====== Input material ======
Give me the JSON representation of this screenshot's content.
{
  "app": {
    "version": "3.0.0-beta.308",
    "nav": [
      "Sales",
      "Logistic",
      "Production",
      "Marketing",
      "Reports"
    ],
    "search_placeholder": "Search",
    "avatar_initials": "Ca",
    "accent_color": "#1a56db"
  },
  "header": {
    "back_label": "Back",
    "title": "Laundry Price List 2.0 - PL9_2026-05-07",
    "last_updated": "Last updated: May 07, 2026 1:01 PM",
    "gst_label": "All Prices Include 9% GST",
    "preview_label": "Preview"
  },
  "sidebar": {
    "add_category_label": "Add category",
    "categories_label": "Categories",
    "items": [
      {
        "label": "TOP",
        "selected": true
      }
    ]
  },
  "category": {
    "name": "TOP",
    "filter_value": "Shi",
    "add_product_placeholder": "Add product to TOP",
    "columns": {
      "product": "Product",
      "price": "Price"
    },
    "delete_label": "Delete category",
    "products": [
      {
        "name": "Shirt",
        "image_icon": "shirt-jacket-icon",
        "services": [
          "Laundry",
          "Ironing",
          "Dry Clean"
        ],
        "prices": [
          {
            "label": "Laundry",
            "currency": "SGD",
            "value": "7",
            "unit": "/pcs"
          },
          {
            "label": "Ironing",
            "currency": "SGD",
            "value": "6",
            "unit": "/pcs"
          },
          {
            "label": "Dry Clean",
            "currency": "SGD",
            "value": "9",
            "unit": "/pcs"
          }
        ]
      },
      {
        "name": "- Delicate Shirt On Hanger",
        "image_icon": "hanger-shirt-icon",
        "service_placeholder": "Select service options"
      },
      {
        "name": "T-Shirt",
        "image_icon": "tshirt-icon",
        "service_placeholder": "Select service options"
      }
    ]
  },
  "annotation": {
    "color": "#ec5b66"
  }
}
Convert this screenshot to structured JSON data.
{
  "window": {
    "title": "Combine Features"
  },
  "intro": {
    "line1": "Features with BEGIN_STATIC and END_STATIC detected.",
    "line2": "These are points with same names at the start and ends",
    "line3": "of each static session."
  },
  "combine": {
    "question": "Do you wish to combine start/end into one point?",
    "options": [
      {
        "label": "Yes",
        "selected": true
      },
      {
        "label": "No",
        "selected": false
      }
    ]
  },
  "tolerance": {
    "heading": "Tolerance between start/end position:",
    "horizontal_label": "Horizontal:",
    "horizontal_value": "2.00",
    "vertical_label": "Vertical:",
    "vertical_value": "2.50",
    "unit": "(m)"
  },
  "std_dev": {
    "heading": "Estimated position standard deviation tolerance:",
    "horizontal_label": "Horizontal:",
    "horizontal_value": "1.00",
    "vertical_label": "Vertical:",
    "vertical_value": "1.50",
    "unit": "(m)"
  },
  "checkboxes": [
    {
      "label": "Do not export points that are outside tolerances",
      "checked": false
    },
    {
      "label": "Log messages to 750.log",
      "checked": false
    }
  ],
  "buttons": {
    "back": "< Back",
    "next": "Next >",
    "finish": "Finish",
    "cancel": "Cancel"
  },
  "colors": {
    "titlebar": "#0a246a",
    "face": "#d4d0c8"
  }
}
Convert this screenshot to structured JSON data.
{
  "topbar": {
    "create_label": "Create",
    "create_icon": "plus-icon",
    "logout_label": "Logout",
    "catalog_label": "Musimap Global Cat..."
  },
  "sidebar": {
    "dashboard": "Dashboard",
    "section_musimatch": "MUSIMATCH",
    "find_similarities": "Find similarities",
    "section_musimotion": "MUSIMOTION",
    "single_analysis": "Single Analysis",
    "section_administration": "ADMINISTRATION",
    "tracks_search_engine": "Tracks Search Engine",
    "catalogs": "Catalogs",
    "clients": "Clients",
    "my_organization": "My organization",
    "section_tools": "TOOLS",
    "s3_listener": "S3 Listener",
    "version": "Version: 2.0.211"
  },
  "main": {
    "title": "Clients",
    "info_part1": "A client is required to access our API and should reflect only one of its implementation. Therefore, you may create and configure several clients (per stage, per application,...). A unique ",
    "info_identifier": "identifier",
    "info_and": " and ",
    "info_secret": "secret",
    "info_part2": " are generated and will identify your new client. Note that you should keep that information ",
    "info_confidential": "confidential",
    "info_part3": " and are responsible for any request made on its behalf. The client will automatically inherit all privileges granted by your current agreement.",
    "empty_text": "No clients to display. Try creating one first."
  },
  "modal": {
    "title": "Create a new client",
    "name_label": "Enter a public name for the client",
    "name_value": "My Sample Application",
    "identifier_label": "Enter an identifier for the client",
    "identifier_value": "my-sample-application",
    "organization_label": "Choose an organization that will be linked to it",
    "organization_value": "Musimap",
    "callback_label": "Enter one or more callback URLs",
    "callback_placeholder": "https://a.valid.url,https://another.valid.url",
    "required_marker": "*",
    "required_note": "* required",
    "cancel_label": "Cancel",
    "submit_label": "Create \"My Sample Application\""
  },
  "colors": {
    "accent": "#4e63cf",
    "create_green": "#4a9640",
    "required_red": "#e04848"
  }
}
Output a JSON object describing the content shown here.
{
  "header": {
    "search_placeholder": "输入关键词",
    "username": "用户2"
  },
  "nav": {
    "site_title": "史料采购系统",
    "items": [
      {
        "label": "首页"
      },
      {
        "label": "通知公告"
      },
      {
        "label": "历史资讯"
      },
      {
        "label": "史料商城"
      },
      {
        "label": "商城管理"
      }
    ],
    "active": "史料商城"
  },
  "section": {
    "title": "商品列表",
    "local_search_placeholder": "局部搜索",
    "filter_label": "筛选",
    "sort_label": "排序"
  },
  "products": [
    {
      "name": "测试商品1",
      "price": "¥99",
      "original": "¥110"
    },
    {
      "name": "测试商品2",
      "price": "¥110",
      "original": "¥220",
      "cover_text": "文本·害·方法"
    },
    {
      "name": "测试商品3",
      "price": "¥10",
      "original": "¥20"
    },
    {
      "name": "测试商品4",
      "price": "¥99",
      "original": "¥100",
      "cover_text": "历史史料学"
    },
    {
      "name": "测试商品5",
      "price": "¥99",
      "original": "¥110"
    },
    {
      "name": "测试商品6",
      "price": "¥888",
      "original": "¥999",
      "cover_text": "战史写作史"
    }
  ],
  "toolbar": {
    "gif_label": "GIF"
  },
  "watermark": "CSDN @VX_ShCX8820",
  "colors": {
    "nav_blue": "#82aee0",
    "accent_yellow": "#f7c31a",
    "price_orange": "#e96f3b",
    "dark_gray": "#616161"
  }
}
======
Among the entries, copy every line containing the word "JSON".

Task output -
Give me the JSON representation of this screenshot's content.
Convert this screenshot to structured JSON data.
Convert this screenshot to structured JSON data.
Output a JSON object describing the content shown here.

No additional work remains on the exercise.